If you have a robust nest egg as is, but are concerned about rising health care costs in retirement, maybe your employer would be open to, say, swapping additional severance pay for extended medical care, or some such deal. Again, everyone's needs are different. The main takeaway here is that you're under no obligation to blindly accept the initial package, and there may very well be room for negotiation.

What Are the Risks?

We're human beings, which means that, to some degree, we're wired to fear the unknown. Uncertainty, especially where our financial health is concerned, can be a terrifying prospect. Most people fear that if they're being offered an early retirement incentive, it must mean they're already on their employer's chopping block. What if they decline the offer only to be let go later down the line—and with a less attractive severance package?
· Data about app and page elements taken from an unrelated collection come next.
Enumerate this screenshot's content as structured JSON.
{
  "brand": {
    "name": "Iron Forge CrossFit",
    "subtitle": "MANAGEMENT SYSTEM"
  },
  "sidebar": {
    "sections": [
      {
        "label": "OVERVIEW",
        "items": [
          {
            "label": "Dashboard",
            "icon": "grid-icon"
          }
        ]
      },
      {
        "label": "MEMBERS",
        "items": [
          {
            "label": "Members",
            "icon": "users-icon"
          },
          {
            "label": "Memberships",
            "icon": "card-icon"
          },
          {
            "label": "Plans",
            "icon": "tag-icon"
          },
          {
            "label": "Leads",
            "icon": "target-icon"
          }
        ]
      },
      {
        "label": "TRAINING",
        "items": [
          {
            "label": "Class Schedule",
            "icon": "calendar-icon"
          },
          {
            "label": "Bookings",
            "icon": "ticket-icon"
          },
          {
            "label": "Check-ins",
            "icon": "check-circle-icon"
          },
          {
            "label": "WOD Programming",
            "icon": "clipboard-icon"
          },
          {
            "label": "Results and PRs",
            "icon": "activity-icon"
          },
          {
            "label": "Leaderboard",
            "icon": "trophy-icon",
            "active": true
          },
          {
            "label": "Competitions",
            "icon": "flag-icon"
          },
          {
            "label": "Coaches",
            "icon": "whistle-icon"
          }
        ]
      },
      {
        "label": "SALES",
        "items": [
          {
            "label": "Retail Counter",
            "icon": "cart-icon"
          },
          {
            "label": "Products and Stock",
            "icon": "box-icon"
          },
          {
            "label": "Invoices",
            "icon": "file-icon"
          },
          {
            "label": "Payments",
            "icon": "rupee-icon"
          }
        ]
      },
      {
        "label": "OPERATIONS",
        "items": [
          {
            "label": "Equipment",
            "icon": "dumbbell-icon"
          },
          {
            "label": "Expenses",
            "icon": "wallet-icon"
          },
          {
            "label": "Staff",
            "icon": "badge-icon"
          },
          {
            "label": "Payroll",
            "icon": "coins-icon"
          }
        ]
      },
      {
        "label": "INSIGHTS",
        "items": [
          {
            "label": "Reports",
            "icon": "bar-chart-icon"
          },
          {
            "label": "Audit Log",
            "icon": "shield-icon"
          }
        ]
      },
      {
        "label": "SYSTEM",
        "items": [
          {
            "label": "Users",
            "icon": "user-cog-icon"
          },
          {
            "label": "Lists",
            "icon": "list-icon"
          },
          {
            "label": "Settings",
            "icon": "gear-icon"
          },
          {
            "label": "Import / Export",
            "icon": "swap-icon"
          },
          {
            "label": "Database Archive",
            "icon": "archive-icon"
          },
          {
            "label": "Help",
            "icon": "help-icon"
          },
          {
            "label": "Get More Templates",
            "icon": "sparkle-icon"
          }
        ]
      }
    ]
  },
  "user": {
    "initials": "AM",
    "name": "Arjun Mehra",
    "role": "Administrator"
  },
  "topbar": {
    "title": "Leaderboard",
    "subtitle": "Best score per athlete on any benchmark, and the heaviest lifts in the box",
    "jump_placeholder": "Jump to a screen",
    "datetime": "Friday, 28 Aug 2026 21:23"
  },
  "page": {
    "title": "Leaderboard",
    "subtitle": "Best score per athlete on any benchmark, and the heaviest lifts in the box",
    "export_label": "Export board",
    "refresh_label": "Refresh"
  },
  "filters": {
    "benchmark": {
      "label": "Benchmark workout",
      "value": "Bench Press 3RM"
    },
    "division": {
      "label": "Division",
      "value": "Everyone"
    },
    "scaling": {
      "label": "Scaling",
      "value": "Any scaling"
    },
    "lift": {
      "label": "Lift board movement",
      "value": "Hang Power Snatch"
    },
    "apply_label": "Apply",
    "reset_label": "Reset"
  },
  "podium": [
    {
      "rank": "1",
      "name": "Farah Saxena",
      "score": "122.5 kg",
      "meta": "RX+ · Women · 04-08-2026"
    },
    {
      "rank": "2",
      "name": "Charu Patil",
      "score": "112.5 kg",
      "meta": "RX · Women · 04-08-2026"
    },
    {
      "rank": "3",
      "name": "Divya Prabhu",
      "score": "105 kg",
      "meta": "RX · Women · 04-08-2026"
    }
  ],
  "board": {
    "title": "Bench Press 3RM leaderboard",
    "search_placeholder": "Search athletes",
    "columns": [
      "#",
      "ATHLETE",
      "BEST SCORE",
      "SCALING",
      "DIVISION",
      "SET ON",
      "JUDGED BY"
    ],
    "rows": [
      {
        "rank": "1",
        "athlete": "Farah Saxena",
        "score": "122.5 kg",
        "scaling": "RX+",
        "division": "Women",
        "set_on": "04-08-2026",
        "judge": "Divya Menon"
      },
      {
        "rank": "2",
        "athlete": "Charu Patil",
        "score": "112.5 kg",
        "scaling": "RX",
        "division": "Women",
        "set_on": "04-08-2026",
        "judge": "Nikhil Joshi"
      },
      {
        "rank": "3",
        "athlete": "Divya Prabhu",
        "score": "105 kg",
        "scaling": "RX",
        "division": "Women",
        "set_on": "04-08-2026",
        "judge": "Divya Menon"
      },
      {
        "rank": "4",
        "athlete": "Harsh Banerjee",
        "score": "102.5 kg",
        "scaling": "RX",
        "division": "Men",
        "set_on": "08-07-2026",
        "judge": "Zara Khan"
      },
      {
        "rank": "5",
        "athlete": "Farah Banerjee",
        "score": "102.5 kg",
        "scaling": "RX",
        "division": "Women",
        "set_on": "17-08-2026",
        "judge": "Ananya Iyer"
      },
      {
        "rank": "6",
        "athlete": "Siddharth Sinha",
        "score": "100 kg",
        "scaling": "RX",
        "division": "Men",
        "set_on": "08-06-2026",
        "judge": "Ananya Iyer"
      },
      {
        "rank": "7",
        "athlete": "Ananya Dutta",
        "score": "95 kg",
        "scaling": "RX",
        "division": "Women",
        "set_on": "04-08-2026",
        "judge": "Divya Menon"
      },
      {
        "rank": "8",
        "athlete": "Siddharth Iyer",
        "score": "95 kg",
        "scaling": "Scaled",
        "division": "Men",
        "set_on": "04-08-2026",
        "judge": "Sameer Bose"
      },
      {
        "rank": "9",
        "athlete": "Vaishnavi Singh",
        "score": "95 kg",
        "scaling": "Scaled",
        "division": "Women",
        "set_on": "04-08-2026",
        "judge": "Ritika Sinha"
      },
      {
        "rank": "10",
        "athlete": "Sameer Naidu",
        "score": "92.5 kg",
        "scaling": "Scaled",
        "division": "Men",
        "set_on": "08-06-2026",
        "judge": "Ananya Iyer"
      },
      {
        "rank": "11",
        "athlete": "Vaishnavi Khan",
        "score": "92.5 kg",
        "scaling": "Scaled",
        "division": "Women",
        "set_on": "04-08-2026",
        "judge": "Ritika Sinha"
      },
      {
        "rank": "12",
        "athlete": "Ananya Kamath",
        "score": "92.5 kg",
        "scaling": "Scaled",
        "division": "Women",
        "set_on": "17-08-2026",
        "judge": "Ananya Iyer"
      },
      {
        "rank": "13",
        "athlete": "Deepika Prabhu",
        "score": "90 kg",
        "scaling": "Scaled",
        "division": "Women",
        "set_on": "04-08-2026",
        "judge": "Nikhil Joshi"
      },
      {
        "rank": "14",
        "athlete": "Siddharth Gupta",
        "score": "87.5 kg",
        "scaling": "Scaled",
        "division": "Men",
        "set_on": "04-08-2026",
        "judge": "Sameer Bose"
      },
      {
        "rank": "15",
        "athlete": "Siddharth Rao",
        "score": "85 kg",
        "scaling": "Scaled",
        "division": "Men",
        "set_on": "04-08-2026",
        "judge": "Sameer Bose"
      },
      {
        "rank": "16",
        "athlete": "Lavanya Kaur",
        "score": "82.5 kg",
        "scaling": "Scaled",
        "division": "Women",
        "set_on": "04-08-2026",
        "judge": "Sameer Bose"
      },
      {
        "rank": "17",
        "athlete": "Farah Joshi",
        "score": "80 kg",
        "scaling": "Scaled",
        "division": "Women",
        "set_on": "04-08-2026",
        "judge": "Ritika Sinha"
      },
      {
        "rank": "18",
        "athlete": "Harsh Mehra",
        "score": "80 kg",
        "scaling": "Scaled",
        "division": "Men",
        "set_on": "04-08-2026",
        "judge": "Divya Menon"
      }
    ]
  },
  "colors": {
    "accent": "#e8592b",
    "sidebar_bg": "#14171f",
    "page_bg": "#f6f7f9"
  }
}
The truth is that there's really no way to know any of these things for sure, which makes the weight of the decision all the more heavy. However, what we can be sure of is whether or not the deal they're offering supports your big-picture retirement strategy. If you're on the home stretch anyway, an attractive package could hold you over (with some nice extras thrown in to boot).

No matter what decision you make, be sure to take your time so that you thoroughly understand what you're agreeing to when you sign on the dotted line. If you have your sights set on starting your own business, for example, you'll want to make sure the agreement doesn't include a non-compete clause. The thing to remember is that you're not alone, and if something doesn't feel right, it never hurts to seek out an employment lawyer.

At JJ Burns & Company, you can rest easy knowing that you're with a financial advisor who empathizes with your position and is truly putting themselves in your shoes. We're dedicated to helping you make your way through these unknown waters with your retirement goals intact.